This is the last week to experience artist Sadie Barnette's re-creation of her father's '90s-era San Francisco-based Black gay bar, which becomes a functional "Black gay bar for everyone," according to the artist, on Thursday from 6-9 p.m. This last party is aptly titled "The End Is Queer" but is in the spirit of looking ahead to radical queer futures, and continuing to celebrate Black queer life. Alcoholic and nonalcoholic drinks mixed by local bartender collective Mama San available for a fee. Ends May 19. (Exhibition open 10 a.m.-9 p.m., bar open 6-9 p.m., Walker Art Center, 725 Vineland Place, Mpls., free entry on Thursdays, charge for drinks, 612-375-7600 or

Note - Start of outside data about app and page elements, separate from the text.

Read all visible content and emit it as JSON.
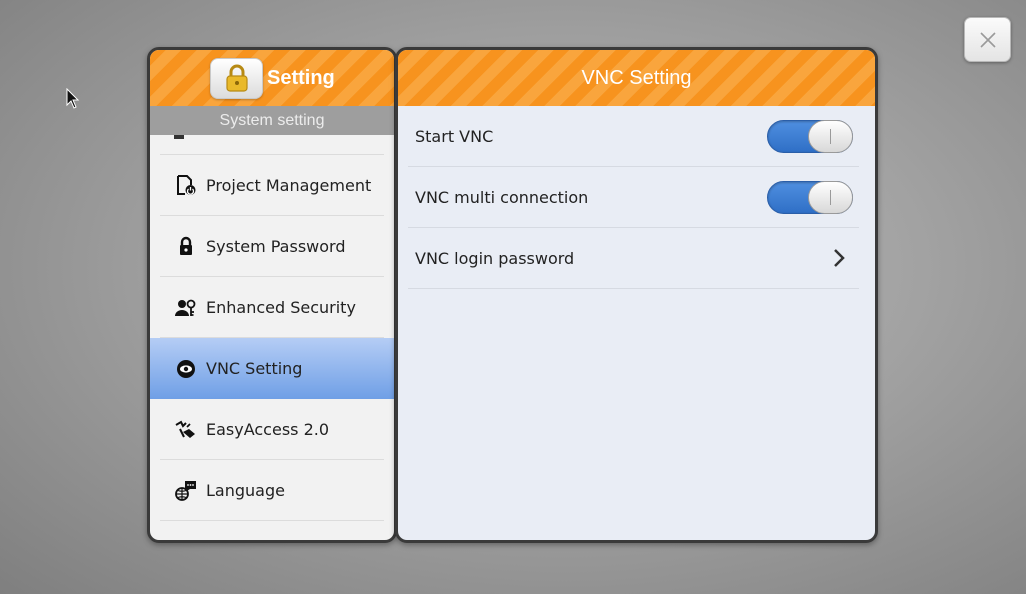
{
  "close_button": {
    "icon": "close-icon"
  },
  "left_panel": {
    "title": "Setting",
    "header_icon": "lock-icon",
    "section_label": "System setting",
    "items": [
      {
        "label": "Project Management",
        "icon": "project-icon",
        "active": false
      },
      {
        "label": "System Password",
        "icon": "lock-icon",
        "active": false
      },
      {
        "label": "Enhanced Security",
        "icon": "users-icon",
        "active": false
      },
      {
        "label": "VNC Setting",
        "icon": "eye-icon",
        "active": true
      },
      {
        "label": "EasyAccess 2.0",
        "icon": "easyaccess-icon",
        "active": false
      },
      {
        "label": "Language",
        "icon": "globe-chat-icon",
        "active": false
      }
    ]
  },
  "right_panel": {
    "title": "VNC Setting",
    "rows": [
      {
        "label": "Start VNC",
        "control": "toggle",
        "on": true
      },
      {
        "label": "VNC multi connection",
        "control": "toggle",
        "on": true
      },
      {
        "label": "VNC login password",
        "control": "chevron"
      }
    ]
  },
  "colors": {
    "header_orange": "#f7931e",
    "active_blue": "#6f9fe6",
    "toggle_blue": "#2f6fc6"
  }
}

The Minnesota Comic Book Association presents Minnesota's largest convention that pays homage to comic book creators and vendors. Fans of anime, comics and cosplay can meet creators and shop among vendors. Throughout the day there will be entertainment, food trucks, panel discussions on Minnesota comics history and cosplay and a live charity art auction. (10 a.m.-5 p.m. Sat., $10, ages 9 and under free, M Health Fairview Sports Center, 4125 Radio Drive, Woodbury,



Some of the elements of "Bazzar," Cirque du Soleil's latest show to come to Minnesota, are standard. Performers play with and breathe fire. Acrobats leap and balance on poles. But it's the combination of these elements, conducted by a maestro in what is envisioned as a chaotic marketplace, that differentiates this music-infused show. It's about imaginative entertainment and order from chaos at a time when so many are unsettled. (Previews at 7 p.m. Sat.; 1 & 4:30 p.m. Sun.; 7:30 p.m. May 22. Run ends June 16. Under the Big Top at the Mall of America — North Parking Lot, Bloomington. $25-$159,